As the deadline to approve a massive oilsands project approaches, its economic benefit is up in the air
'If you look at some of their own documents ... they do not seem that confident,' says reporter Sharon Riley
As a massive oilsands project awaits approval from the federal government — and a heated debate continues over its environmental impacts — the company behind the project is unsure of its economic viability.
Teck Resources' massive Frontier mine, which would be built approximately 110 kilometres north of Fort McMurray, is estimated to produce 260,000 barrels of bitumen per day. At half the size of Edmonton, it would be the largest oilsands mine in Canada.
But as global oil prices fluctuate, investors are warning it may not be as profitable as once expected, says Sharon Riley, a reporter for The Narwhal.
The federal government is expected to make a decision on the project in February. Alberta Premier Jason Kenney has urged the Trudeau government to move the project forward, saying "it would be a clear indication that there is no way forward for this country's largest natural resource," if rejected.
Riley has followed the project's development and spoke with Day 6 host Brent Bambury about its future.
Here is part of that conversation.
There was lots of passionate and contentious debate over the Trans Mountain pipeline expansion, but the Frontier mine proposal, so far anyway, has flown under the radar by comparison. This is a big project. Why is it still so obscure?
It's something that probably a lot of people in the environmental community are asking themselves right now as well. But one thing to keep in mind is that this was sort of seen as not really a possibility in a lot of people's minds.
There was a new oilsands mine that opened last year called Fort Hills. It's majority owned by Suncor, but as a partial share, is owned by Teck Resources, which is the same company that is proposing the Frontier mine.
When that Suncor Fort Hills mine opened, there were a lot of headlines saying this was the last oilsands mine. We even had, at the time, Suncor's CEO Steve Williams saying it's unlikely there will be projects of this type of scale ever again built.
So what about Teck Resources? If they have an interest in both projects, how confident are they that this project would be successful?
It's hard to say. I mean, if you look at some of their own documents, including their annual report which is widely available online, they do not seem that confident.
They've put a lot of time and investment and money into this project, and the proposal's been going on since at least 2011. But in their annual report, they say there's uncertainty as to whether the project will ever be economically viable to go ahead with it.
So even if this project is approved by the federal government, it's still widely unknown whether or not it will ever be built by Teck Resources.
The Alberta government, I would imagine, has no such ambivalence.
No, and that's where this project gets really interesting. Even though we don't know if the project will ever actually go ahead with being built, the decision is so political — I mean, it's a political hot potato, as people have been saying.
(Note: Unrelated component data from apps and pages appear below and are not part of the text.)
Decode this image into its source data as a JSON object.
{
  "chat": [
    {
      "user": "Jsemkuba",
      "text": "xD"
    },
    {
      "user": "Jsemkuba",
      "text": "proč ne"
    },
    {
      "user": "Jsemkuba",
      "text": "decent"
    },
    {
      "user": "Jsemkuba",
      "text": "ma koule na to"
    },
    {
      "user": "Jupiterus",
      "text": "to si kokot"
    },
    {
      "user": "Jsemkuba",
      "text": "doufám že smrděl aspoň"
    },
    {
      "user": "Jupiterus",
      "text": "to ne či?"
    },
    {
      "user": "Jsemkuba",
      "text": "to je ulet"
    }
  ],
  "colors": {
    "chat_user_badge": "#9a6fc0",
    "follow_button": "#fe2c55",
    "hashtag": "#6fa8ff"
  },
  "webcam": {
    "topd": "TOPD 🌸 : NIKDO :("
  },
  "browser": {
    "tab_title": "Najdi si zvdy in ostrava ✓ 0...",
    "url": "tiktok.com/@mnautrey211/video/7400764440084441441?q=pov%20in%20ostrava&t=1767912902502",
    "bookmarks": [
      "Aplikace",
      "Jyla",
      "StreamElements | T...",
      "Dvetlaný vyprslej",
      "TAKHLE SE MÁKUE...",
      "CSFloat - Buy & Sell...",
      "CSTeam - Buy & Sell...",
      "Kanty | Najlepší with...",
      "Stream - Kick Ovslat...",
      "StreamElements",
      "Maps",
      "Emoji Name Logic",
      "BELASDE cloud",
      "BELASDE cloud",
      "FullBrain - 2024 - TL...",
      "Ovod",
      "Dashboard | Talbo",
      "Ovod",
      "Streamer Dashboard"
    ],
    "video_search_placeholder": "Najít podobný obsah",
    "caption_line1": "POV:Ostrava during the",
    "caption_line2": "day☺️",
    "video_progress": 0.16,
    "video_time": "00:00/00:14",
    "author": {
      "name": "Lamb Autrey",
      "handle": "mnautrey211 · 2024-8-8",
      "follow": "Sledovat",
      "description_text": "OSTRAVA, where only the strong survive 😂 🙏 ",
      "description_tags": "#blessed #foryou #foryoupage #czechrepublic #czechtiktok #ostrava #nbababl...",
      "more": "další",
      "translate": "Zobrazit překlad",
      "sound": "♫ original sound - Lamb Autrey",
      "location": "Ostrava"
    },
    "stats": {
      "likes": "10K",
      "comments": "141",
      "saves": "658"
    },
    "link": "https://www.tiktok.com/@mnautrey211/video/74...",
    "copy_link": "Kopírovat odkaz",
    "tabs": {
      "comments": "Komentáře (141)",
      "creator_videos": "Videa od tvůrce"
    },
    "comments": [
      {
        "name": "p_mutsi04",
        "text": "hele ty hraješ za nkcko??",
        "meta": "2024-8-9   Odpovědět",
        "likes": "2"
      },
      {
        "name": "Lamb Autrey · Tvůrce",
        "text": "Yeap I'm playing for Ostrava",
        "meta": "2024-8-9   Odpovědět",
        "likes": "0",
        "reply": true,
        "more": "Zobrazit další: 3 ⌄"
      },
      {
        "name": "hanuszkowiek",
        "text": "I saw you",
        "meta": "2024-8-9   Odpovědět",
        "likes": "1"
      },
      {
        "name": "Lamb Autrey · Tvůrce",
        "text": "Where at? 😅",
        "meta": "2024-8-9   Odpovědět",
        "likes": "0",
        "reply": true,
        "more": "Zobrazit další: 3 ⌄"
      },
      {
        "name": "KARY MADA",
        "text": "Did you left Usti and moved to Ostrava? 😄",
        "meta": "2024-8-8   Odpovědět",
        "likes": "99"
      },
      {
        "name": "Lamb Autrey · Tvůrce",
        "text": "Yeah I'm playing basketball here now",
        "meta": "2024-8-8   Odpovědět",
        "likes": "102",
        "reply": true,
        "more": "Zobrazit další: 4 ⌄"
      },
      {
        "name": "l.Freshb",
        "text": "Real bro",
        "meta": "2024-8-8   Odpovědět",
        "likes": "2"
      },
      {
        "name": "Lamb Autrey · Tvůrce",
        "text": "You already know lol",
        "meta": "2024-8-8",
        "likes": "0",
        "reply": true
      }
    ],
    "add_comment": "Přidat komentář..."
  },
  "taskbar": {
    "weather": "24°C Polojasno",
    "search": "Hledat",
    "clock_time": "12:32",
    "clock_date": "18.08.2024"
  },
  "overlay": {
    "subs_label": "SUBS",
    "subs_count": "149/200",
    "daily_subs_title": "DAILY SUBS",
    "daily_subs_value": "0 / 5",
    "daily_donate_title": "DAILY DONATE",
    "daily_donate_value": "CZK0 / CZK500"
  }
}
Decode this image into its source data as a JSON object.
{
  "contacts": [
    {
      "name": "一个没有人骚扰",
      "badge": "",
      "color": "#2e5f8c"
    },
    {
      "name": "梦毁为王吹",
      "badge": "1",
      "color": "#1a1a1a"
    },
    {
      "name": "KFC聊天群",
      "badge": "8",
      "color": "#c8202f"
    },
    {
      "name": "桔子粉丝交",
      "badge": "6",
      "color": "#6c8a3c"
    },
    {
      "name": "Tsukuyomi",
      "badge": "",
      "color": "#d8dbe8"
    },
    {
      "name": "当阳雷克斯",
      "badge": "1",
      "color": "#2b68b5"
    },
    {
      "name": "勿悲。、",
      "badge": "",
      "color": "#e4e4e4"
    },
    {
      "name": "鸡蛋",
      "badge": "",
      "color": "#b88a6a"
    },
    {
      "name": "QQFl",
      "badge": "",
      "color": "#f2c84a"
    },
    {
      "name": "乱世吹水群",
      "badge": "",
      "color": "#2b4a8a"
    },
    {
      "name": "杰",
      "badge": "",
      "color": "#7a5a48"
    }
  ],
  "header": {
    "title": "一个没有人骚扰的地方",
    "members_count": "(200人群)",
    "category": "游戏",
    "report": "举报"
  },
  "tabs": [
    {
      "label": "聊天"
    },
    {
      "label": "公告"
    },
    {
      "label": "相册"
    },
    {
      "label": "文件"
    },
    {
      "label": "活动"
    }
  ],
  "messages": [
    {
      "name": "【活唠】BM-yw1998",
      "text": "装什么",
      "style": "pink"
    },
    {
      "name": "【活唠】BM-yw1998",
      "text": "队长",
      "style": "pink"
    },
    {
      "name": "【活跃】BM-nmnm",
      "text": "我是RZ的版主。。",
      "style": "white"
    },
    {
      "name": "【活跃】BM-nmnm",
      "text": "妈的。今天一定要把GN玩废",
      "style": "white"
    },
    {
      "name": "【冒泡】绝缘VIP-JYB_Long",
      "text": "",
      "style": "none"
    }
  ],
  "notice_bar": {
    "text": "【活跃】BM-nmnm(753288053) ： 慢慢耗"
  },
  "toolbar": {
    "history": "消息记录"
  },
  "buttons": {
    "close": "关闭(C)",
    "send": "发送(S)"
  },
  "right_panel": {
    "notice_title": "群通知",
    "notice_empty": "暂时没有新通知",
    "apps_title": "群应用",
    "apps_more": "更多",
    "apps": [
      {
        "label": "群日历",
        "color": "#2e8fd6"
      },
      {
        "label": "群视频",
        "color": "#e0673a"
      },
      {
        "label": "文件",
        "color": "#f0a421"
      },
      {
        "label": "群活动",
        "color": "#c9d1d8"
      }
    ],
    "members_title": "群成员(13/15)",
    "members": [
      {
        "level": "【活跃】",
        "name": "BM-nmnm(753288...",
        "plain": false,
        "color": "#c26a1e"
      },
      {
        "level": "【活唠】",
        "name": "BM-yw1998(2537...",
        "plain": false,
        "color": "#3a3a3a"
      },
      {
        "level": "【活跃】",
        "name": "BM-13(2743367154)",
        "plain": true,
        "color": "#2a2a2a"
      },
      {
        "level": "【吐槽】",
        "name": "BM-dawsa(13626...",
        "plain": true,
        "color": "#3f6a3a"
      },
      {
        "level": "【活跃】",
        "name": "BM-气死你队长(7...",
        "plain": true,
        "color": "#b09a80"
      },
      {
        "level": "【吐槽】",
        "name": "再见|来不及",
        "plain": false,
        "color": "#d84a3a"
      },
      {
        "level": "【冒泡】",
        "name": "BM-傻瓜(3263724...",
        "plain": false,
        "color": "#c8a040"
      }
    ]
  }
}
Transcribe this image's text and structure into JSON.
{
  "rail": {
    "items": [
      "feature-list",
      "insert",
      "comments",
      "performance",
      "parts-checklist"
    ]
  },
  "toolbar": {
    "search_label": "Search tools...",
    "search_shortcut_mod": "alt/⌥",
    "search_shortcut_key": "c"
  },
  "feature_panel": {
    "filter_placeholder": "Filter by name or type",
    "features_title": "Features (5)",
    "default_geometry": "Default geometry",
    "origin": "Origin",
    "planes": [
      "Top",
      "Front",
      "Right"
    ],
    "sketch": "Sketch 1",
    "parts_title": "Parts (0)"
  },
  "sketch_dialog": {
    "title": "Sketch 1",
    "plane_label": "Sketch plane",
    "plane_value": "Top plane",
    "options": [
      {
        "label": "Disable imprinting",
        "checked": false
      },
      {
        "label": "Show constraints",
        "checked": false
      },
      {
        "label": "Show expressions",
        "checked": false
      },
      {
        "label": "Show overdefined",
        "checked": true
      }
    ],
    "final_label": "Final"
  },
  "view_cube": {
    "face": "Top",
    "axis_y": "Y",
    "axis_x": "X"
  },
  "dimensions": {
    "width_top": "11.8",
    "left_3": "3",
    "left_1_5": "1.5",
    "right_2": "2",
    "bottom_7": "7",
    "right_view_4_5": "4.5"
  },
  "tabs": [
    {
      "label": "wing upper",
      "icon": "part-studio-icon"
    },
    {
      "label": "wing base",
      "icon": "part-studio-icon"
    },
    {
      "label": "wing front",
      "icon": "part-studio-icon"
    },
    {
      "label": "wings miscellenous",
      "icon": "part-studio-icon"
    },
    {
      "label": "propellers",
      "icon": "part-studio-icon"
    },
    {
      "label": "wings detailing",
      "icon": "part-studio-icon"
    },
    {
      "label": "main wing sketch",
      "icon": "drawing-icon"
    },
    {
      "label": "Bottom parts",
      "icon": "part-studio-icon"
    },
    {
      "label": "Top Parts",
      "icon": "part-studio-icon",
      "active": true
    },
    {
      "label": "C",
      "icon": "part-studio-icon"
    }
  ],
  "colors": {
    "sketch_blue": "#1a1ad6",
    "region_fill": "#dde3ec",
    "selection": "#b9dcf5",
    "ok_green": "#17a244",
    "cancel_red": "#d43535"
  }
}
On one hand, it stands for this continued support of Alberta's oil industry. Premier Jason Kenney has been painting this as an absolute strike against the oil industry if the federal government were to not give it the green light.
But then we have the environmental community saying we need to take our climate commitment seriously. You can't continue to approve mines with such enormous emissions footprints and be taken seriously on the global climate stage.
The mine will be near the Wood Buffalo National Park in Alberta. What would be the impact to that area if this project goes ahead?
There [are] a number of environmental impacts that were looked at by a joint review panel that did recommend the federal government approve this project.
They listed several of what they called significant adverse environmental effects. That includes the permanent removal of 3,000 hectares of peat land. Peat land is extremely important, as a carbon sink.
Nearly 45 per cent of the area that the project will take place in is wetlands, so those will be removed.
And ... nearly 3,000 hectares of old-growth forest would be removed for the mine to be built. So those are some sort of very tangible environmental effects that you could see with any large, open-pit mine.
But this joint committee that you mentioned that has given a green light to the project, it seems to me that that committee gives political cover to the federal government if they decide to go ahead with it. Can you tell me about the committee and why they decided what they decided?
The committee is appointed by the federal minister of Environment and Climate Change Canada, that's the federal component, as well as the Alberta Energy Regulator. It's a three-person panel.
They went through and produced ... a 1,000-page report outlining all the different environmental impacts as well as the economic impacts.
And in the end, they concluded that despite these significant adverse environmental impacts, the potential for the economic impact in Alberta and in the country was worth it.
This Q&A has been edited for length and clarity. To hear the full interview with Sharon Riley, download our podcast or click Listen above.